[RECORDS FOR THIS TASK]:
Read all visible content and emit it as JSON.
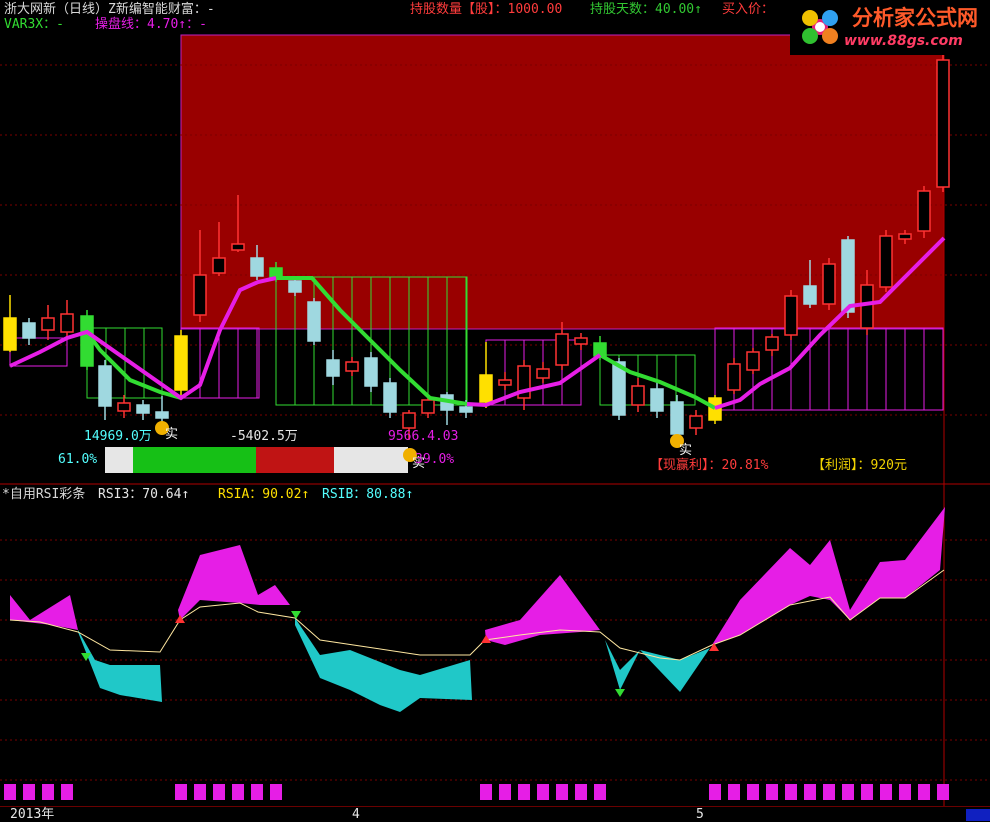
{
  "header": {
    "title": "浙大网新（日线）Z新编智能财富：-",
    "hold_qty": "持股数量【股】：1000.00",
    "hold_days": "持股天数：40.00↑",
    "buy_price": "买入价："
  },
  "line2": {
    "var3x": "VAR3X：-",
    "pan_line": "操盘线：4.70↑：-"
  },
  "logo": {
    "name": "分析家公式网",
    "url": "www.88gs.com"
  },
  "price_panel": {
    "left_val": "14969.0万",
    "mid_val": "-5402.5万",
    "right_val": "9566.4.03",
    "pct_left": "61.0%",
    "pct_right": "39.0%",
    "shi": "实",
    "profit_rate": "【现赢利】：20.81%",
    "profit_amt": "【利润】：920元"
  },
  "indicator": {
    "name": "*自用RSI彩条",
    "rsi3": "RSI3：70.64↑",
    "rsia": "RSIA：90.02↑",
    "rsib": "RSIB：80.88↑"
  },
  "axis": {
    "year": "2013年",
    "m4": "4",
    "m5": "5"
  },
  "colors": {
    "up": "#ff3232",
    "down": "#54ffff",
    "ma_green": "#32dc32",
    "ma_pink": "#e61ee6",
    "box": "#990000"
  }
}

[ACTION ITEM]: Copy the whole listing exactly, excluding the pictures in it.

[ANSWER TO THIS TASK]:
Read all visible content and emit it as JSON.
{
  "header": {
    "title": "浙大网新（日线）Z新编智能财富：-",
    "hold_qty": "持股数量【股】：1000.00",
    "hold_days": "持股天数：40.00↑",
    "buy_price": "买入价："
  },
  "line2": {
    "var3x": "VAR3X：-",
    "pan_line": "操盘线：4.70↑：-"
  },
  "logo": {
    "name": "分析家公式网",
    "url": "www.88gs.com"
  },
  "price_panel": {
    "left_val": "14969.0万",
    "mid_val": "-5402.5万",
    "right_val": "9566.4.03",
    "pct_left": "61.0%",
    "pct_right": "39.0%",
    "shi": "实",
    "profit_rate": "【现赢利】：20.81%",
    "profit_amt": "【利润】：920元"
  },
  "indicator": {
    "name": "*自用RSI彩条",
    "rsi3": "RSI3：70.64↑",
    "rsia": "RSIA：90.02↑",
    "rsib": "RSIB：80.88↑"
  },
  "axis": {
    "year": "2013年",
    "m4": "4",
    "m5": "5"
  },
  "colors": {
    "up": "#ff3232",
    "down": "#54ffff",
    "ma_green": "#32dc32",
    "ma_pink": "#e61ee6",
    "box": "#990000"
  }
}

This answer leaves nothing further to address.